17 Jun Your Guide to Fluoride Part 2 – Risks | Prescott, AZ
In this series, we’re discussing the benefits, risks, and alternatives to fluoride. In part 2, we’ll discuss the risks associated with fluoride. Find part 1, discussing the benefits, here!
There are three primary avenues that the common public uses fluoride: toothpaste, mouthwash, and community water fluoridation (CWF). When used as intended, toothpaste and mouthwash are hardly ever an issue because they are not designed to be ingested. CWF, on the other hand, involves infusing fluoride into the community water supply which is supposed to be ingested. This is typically where the fear of health risks originate. However, many organizations like the American Dental Association and Center for Disease Control and Prevention (CDC) support the benefits and use of water fluoridation.
Here is what the CDC has to say on the matter of the alleged health risks:
“No convincing scientific evidence has been found linking [CWF] with any potential adverse health effect or systemic disorder such as an increased risk for cancer, Down syndrome, heart disease, osteoporosis and bone fracture, immune disorders, low intelligence, renal disorders, Alzheimer’s disease, or allergic reactions.”

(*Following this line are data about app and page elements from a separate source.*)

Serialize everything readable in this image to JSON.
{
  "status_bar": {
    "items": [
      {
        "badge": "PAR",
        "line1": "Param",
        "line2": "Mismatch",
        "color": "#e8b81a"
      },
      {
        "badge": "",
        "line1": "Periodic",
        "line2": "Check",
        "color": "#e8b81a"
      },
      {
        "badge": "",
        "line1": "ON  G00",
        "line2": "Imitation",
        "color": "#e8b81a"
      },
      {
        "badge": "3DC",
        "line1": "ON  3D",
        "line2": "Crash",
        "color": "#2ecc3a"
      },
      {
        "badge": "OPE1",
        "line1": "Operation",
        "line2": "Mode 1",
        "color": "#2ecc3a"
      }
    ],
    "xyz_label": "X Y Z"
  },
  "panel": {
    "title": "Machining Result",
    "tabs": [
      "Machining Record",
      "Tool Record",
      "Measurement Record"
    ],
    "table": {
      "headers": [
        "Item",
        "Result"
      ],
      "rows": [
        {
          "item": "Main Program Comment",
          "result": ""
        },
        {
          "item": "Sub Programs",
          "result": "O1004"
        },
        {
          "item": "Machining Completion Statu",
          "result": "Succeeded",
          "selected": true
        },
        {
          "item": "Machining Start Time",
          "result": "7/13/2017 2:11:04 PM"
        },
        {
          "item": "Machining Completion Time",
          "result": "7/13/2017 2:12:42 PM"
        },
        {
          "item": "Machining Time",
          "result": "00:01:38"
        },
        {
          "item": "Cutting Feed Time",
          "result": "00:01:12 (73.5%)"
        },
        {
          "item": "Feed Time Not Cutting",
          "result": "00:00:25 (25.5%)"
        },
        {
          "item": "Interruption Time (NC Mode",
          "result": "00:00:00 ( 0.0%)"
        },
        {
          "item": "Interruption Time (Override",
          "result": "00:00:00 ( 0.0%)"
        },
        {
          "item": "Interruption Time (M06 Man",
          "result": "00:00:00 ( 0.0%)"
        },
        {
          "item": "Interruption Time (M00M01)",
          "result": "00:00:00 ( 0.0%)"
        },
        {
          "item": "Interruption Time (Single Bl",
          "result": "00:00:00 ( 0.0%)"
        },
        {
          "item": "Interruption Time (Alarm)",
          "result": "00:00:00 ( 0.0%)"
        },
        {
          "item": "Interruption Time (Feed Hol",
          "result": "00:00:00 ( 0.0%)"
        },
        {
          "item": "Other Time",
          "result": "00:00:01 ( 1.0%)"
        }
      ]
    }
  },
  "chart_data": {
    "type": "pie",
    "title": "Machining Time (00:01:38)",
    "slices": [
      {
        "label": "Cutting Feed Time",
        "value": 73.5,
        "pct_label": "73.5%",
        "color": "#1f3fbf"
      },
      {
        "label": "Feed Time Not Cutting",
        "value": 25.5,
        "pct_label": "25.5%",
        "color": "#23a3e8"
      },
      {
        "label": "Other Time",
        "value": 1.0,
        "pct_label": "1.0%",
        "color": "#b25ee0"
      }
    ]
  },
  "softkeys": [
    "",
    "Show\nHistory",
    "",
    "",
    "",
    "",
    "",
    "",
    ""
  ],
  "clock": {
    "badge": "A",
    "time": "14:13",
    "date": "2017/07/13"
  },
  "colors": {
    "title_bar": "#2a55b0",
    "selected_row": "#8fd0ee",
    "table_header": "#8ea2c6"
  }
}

So does ingesting fluoride have any conclusive adverse health risks we know of today? There is one: fluorosis.
Fluorosis can be described as what happens when one uses or ingests too much fluoride, resulting in adverse effects to the look and/or function of one’s teeth, such as brown/white spots. Thankfully fluorosis tends to be a purely cosmetic issue and mainly occurs with young children (around 2 and under) who swallow a substance with fluoride, like toothpaste, instead of spitting it out. In the U.S. in particular, fluorosis tends to be an even milder issue that does not have an effect on the look or function of teeth.
The bottom line for fluoride safety is to make sure that it is being used as intended and to supervise children who may be prone to ingesting substances containing fluoride–other than your water supply. For most of us here in the U.S., fluoride tends not to be a great health issue. However, at Prescott Dentistry, we understand that families may still have concerns about the use of fluoride. That’s why, in part 3, we’ll talk about alternatives to fluoride. We hope you enjoy it!